In April ’77, Lacy’s Quintet with Irène Aebi, Kent Carter, Oliver Johnson and Steve Potts performed at the Akademie der Künste as part of the Workshop Freie Musik, a concert documented on Follies. Tape deterioration precludes inclusion of the original A side of the LP in the current edition. Arguably, the deletion of these performances of “The Crust” and “The Throes” create minor holes in the digitalized record compared to the loss of the radiant ’82 septet performance of “Prospectus” for the hat ART LP box set of the same name. Additionally, this is not the first version of “The Crust” to disappear; the 1973 performance that provided the title for Lacy’s second Emanem collection was passed over for the 1998 compilation, Saxophone Special + .This was, however, the only recording of “The Throes” waxed by Lacy’s Quintet; a quartet version recorded earlier in ’77 was included on another rare LP, Raps (Adelphi).
Still, the surviving performances make a strong, if cursory case that Lacy’s Quintet was one of the decade’s important working bands. “Esteem” and “Follies” encapsulate the impressive breadth of materials performed by the Quintet and exemplify its unique chemistry. Lacy recorded “Esteem” nine times between 1972 and 2001, four times between 1992 and ’94 alone. By then, Lacy had largely rewritten the piece, making it more accommodating of pianists like Gil Evans and Mal Waldron. This is the last, the longest and the most intense of the three Quintet recordings that follow the original contours of the piece. The raw emotional tenor of this performance stands in contrast to the stately honorific the piece became in later years. This is the sole extant recording of “Follies,” a frolicsome line goosed by an undulating rhythm. On this occasion, the theme was quickly abandoned for a full-throttle blow which emphasized the stylistic contrasts between Lacy and Potts, Aebi’s interstitial role within the ensemble, and the searing momentum created by the Carter-Johnson tandem.

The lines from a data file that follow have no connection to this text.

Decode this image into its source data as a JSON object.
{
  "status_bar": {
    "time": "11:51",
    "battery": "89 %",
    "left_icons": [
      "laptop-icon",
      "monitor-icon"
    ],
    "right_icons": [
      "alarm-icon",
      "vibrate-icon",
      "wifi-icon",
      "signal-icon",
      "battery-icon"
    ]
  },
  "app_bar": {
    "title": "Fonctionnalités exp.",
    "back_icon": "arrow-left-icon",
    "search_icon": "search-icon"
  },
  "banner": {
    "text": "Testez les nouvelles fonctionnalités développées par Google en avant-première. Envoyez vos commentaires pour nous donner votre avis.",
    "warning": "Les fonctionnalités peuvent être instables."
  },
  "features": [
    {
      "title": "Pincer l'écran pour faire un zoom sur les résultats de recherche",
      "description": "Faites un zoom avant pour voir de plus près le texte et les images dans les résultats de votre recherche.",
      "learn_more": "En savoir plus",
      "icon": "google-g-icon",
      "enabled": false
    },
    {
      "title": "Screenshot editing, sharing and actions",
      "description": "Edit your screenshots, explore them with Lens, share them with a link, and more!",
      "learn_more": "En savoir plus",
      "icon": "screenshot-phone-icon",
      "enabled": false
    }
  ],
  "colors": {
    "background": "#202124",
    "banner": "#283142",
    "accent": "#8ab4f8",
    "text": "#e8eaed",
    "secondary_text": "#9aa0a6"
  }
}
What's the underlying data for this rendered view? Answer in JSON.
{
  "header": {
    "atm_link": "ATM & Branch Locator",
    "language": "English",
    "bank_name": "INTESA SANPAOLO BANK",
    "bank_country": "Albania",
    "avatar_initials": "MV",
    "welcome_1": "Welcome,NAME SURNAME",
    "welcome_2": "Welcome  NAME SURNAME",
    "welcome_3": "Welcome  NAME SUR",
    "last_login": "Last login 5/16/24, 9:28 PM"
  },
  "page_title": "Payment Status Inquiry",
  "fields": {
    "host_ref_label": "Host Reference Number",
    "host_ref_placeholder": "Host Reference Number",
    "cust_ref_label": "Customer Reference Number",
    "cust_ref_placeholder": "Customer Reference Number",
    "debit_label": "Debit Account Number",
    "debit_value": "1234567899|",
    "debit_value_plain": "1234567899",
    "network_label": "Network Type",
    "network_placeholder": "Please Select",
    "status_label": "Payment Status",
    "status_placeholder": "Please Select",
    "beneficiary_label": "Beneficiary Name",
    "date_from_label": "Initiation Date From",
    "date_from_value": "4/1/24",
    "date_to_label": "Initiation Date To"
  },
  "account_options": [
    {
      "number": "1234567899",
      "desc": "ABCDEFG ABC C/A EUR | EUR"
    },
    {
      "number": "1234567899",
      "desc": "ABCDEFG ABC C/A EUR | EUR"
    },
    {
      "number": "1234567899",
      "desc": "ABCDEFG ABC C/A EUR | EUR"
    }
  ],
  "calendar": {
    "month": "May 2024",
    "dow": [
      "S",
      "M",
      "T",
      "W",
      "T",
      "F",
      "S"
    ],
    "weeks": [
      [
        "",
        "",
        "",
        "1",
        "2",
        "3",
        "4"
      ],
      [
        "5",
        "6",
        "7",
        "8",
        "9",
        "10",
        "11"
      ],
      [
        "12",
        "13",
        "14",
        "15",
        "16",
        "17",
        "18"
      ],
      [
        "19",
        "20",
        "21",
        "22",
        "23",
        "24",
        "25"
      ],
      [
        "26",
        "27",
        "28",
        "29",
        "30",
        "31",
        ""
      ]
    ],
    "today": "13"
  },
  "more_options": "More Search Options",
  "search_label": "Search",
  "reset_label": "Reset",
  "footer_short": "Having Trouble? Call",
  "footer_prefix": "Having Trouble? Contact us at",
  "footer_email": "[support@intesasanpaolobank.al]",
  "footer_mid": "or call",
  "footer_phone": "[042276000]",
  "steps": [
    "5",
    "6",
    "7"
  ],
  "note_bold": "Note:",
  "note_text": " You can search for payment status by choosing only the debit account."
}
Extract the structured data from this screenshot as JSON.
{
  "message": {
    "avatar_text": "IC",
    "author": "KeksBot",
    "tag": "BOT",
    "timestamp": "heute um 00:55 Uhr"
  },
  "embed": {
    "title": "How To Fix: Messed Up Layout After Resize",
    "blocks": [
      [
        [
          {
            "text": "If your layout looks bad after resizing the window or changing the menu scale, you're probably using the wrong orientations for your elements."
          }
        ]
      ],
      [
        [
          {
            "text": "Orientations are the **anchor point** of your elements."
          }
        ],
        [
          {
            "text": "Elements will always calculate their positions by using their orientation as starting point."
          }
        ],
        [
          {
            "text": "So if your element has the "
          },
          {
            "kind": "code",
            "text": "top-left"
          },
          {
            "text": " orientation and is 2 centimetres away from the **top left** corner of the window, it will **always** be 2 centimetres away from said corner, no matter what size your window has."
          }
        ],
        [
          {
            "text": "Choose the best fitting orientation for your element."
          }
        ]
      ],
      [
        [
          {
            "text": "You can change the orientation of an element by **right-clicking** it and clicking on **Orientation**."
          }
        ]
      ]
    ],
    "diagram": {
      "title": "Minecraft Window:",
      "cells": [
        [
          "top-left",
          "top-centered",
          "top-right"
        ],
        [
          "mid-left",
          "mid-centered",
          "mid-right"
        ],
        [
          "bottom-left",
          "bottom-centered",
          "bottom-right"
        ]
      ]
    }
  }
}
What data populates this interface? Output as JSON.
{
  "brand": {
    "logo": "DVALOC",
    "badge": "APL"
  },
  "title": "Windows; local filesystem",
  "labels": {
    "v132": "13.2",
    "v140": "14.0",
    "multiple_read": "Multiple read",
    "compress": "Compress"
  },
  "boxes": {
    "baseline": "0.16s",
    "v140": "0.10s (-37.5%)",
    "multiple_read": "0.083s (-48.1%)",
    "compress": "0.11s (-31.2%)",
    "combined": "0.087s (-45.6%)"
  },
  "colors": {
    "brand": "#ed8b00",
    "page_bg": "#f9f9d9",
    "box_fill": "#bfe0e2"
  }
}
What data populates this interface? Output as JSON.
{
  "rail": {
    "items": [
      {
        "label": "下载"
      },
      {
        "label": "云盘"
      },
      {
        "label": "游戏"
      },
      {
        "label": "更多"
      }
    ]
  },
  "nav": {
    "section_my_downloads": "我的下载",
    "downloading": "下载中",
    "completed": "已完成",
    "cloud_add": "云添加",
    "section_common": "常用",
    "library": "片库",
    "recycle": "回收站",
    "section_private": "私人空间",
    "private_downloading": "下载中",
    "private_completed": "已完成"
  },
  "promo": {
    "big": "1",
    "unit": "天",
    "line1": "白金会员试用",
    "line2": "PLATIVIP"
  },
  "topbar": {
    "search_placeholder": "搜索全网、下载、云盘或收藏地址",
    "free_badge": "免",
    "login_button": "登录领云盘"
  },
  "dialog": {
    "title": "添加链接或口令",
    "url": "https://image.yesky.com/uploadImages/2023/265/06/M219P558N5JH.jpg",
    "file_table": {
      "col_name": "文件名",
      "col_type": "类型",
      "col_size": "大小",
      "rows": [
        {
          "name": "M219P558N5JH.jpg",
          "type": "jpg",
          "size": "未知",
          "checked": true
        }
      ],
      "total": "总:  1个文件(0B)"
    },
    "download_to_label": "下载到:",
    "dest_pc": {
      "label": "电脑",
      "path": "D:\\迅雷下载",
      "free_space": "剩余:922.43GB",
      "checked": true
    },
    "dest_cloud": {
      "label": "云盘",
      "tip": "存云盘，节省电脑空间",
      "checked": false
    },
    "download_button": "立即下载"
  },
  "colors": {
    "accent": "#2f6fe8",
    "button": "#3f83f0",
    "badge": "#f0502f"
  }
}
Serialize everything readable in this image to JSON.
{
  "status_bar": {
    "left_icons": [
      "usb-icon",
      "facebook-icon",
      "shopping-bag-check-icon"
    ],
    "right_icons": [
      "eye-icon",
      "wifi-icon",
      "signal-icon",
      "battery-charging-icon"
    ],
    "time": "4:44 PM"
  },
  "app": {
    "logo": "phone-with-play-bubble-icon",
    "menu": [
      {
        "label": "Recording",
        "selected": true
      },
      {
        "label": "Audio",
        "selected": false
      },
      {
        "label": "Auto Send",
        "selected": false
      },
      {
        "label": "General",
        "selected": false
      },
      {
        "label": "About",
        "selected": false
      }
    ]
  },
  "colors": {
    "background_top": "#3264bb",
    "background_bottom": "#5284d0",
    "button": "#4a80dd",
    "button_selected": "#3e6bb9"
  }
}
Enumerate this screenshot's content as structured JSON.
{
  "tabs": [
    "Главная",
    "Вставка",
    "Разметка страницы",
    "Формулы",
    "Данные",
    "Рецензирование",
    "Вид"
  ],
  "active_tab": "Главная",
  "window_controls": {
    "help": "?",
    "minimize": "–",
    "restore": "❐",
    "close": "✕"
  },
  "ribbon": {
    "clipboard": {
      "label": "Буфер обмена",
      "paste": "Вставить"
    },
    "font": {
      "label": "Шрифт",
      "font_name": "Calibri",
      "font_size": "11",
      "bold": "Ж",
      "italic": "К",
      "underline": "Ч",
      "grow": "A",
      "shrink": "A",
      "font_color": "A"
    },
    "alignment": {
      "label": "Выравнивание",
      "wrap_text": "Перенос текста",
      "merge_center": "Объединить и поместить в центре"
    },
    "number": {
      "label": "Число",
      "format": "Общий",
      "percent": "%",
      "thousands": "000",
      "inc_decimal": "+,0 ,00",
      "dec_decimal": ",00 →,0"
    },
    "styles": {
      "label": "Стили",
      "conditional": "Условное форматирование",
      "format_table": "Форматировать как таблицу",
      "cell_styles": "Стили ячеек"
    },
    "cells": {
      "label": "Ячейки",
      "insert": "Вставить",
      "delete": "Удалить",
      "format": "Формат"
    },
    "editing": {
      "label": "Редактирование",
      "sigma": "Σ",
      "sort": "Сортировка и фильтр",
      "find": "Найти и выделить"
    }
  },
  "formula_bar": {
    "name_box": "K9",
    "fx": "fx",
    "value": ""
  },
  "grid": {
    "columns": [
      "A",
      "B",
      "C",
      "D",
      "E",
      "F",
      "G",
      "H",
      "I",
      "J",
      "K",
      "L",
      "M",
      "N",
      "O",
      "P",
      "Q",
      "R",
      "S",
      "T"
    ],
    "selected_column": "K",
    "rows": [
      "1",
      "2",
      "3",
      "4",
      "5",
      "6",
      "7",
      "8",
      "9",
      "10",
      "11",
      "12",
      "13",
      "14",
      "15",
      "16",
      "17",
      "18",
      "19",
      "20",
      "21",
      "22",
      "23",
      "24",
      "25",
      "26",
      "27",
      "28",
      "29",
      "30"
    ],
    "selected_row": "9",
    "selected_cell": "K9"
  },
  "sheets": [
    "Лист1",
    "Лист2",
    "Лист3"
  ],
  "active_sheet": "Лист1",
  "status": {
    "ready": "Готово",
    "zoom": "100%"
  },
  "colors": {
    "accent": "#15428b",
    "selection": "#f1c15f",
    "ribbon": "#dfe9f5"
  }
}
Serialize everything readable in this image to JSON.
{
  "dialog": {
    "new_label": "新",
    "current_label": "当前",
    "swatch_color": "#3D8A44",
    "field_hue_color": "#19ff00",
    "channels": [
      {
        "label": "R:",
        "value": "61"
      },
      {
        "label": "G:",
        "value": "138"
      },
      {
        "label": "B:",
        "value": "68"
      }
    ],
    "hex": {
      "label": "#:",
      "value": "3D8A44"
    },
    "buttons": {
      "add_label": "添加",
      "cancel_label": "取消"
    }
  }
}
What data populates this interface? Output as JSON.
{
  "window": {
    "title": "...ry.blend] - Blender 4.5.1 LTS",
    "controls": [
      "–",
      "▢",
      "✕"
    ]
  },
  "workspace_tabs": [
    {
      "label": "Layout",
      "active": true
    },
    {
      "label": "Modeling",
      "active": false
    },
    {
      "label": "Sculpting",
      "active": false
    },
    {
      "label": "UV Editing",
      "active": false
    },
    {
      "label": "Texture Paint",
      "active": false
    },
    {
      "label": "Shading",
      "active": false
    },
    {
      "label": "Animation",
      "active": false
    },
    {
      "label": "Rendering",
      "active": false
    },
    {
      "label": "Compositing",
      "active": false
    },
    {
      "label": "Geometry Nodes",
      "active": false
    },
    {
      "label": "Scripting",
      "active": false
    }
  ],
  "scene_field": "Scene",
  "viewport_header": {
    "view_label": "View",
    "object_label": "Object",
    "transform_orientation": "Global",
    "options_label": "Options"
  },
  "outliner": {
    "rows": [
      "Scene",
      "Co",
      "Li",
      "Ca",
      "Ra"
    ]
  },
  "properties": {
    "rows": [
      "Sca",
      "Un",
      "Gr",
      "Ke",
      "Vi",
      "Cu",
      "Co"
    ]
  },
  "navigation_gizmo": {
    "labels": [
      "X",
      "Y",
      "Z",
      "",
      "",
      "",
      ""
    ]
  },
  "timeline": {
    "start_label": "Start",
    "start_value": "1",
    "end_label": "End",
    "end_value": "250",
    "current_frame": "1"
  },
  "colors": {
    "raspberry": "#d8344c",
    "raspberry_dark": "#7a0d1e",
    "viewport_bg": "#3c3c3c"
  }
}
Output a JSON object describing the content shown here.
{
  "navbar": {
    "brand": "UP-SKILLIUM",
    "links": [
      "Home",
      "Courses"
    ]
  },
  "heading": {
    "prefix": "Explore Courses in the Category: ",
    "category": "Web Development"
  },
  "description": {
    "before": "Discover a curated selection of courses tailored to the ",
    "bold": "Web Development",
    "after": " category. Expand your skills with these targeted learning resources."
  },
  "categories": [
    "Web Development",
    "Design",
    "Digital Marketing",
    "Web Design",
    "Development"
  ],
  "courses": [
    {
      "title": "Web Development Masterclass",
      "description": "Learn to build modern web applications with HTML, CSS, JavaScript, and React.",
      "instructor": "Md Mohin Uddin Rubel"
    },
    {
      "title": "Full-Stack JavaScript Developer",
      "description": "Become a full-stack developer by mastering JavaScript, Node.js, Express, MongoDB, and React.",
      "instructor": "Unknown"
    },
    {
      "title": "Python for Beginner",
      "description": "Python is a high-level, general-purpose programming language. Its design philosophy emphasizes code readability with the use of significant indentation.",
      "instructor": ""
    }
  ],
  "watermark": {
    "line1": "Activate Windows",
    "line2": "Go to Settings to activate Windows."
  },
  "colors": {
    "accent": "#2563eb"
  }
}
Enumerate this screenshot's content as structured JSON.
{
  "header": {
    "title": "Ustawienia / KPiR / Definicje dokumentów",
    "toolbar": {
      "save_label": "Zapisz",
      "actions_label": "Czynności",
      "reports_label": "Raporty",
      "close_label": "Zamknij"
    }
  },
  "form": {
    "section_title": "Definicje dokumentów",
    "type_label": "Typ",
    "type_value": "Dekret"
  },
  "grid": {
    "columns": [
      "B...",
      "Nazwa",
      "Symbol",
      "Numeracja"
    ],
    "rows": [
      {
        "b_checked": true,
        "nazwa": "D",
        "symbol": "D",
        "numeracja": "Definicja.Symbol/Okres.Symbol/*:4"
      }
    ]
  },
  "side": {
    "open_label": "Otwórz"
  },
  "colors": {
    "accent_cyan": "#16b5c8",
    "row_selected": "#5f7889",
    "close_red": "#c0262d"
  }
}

Take an occasional glance at Lacy’s Jazz Review quote while listening to this collection; undoubtedly, one of his criteria will resonate with what you’re hearing at the moment. By the end of the album, you will have certainly heard them all, and maybe all at once.